JSPCA forced to put down 65% of rescued animals

Published:Friday | June 1, 2018 | 12:00 AMBrian Walker/Staff Reporter
Pamela Lawson, managing director of the JSPCA, shows a cat that is up for adoption but says that cats are the hardest animals to be adopted.

The Jamaica Society for the Prevention of Cruelty to Animals (JSPCA) says that it is forced to humanely end the lives of over 65 per cent of its intake due to health reasons and a lack of resources.

"We are going over 7,000 animals that are coming in - cats, dogs, puppies, kittens - per annum. Some years are worse, some years are better. Out of that, we are putting down at least 65 per cent of those animals," reported Pamela Lawson, managing director of the JSPCA.

She indicated that the JSPCA was not pleased with the rate of euthanasia but argued that it was the only option because of insufficient space, the cost of upkeep, and the fact that many animals were not suitable for adoption.

"If they have good health, no heartworm and TVT (transmissible venereal tumour) - things like that - if they don't fit those criteria, we have to put them down," Lawson said.

According to Lawson, the JSPCA has a good working relationship with government entities such as the Kingston

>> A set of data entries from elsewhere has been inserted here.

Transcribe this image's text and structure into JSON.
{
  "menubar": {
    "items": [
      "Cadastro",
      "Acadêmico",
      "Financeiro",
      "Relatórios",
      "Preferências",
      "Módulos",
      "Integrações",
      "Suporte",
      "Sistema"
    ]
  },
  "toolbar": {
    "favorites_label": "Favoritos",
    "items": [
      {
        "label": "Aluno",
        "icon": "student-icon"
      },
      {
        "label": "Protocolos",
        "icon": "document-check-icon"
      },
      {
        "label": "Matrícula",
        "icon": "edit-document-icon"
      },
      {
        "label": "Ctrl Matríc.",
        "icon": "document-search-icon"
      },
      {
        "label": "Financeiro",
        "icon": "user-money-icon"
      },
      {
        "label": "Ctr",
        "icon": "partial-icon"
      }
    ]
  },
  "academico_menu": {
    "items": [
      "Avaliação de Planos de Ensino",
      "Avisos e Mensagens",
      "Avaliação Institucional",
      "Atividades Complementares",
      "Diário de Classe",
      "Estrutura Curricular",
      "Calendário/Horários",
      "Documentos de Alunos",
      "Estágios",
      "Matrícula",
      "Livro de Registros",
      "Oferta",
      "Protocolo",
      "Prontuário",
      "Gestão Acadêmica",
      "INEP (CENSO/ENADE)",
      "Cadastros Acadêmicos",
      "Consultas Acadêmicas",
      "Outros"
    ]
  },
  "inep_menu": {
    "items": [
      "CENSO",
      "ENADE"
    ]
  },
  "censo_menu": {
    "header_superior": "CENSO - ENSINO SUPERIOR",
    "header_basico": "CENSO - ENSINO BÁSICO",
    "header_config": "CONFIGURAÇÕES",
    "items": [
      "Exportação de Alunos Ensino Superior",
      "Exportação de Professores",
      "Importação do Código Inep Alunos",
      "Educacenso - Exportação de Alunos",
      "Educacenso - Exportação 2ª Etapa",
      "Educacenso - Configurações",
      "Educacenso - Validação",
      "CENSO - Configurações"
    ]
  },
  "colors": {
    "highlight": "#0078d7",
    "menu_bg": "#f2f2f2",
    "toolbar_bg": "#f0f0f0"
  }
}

and St Andrew Municipal Corporation and the National Environment and Planning Agency.

 

Citizens should do more

 

She also made it clear that citizens who wanted stray animals to be rescued had to do more than just call the organisation.

"I don't have time to be running up and down the streets of Kingston, running after a dog. We tell them, 'You have to help us to help you. If you can get them in an environment where they are contained somewhat, I will go there,'" Lawson said.

Veterinarian Dr Lesley Robinson said that curtailing the reproductive capabilities of animals is the way forward, and the JSPCA had been pushing this strategy through the Spay Neuter Jamaica programme.

"We spay and neuter their animals. It's interesting to see that female dogs that are traditionally put on the street, if people know that they are not going to have babies, they will adopt them and take care of them," Robinson said.